Dublin is laying the foundation for a future in which residents could use a digital code to access city services.
The city has invested $150,000 into the concept of Dublin's digital identity project, said Doug McCollough, Dublin's chief information officer.
Dublin is beginning a beta-test phase and would create communication plans, services and policies to support the new technology, McCollough said.
"We don't know exactly how long this may last, but it is possible we will have services and policies ready for the general public within 6 to 9 months," he said.
The goal, McCollough said, is for residents to be able to use a QR code, which is a "quick response" code that is a two-dimensional machine readable optical label made of black and white squares, to scan their information into a form, register for a public meeting, gain entry into a facility or identify oneself as an employee.
"We can see a future in which people would have fewer forms to fill out, could use a single QR code all over the city to gain access to things, and would not need to show a photo ID with address, eye color, height, weight and date of birth to purchase alcohol or cigarettes," he said.
A digital identity program also could have cost-saving benefits, McCollough said.
Now, departments and organizations have to record and store personal information each time a person fills out forms, McCollough said.
Often, different departments maintain their own records and the cost of securing and managing these records is expensive and sometimes duplicated.
A digital identity program would record personal information only once, potentially reducing the expense of duplicating that information not only for the city, but also for other companies and organizations that need identity information but do not want to store, secure and manage it, he said.
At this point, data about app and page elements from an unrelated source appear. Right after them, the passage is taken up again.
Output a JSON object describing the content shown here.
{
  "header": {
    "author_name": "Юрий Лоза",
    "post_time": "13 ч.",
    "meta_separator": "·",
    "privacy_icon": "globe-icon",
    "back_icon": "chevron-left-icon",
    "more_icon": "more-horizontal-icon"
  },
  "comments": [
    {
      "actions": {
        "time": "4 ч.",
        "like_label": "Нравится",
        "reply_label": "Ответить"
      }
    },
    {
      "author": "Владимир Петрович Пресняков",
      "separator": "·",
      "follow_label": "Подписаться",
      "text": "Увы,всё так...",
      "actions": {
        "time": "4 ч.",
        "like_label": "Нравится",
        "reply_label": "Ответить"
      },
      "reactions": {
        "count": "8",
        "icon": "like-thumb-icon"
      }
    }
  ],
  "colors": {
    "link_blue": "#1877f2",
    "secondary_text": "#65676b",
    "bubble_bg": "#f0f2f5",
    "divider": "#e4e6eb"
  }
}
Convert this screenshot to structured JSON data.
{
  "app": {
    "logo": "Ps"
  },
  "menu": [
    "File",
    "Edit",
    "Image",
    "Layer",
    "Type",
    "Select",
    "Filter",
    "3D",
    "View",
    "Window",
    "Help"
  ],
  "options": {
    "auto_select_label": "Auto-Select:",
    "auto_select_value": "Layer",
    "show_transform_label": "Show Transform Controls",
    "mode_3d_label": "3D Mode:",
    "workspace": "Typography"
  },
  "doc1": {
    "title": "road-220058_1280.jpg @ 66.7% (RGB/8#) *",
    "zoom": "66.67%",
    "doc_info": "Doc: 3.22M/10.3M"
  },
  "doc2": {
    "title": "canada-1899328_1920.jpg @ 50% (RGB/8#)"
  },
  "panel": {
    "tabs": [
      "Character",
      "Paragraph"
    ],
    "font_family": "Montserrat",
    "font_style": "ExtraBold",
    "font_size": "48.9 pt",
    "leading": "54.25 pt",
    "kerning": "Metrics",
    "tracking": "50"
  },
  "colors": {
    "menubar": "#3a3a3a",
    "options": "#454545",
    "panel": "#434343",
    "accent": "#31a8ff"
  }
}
The technology also could make it easier for people to share opinions with the city or other organizations.
Polling of residents, for example, could take place on smart phones, McCollough said. A city department could ask members of a specific neighborhood opinions about a specific policy or service.
A home owner's association could ask members to vote on decisions before the association takes an official stance, he said.
"In these cases, while the process could be easier, the real value is in the ability to trust that the results of those polls are accurate, cannot be tampered with and are permanent records," McCollough said.
"The ability to validate results outside of an election could be of great use in increasing the engagement of citizens to their local government."
The next steps for the project, McCollough said, is to move through the beta testing collecting feedback from early adopters and implement any changes to the program.
Dublin is considering partnerships with private-sector organizations and local businesses, as well as other levels of government, he said.
The city plans to announce locations where people could volunteer to establish a digital identity, McCollough said.
The app also would include a polling function for residents to receive and answer questions, and a platform in which users can be awarded Dublin Points for community participation at city-sponsored events or volunteer work, said Josh Green, CEO and founder of Software Verde, the company Dublin worked with on the program.
Those points, or tokens, could be redeemed by scanning a code on one's personal device, he said.
Dublin is using blockchain technology, which is a method of compiling digital information that is linked using encryption making it difficult to be copied or modified, as the infrastructure for the digital identity program's token system, although the users don't actually use Bitcoin Cash cryptocurrency directly, McCollough said.
Rather, Dublin is using new technology -- a custom token system called "simple ledger protocol" -- to send Dublin Points to residents participating in the program, he said.
Green said the project includes a mobile app that has been developed for both Android and Apple devices.
Residents would be able to use the app to scan a QR code instead of showing their driver's licenses or utility bills or filling out forms, he said.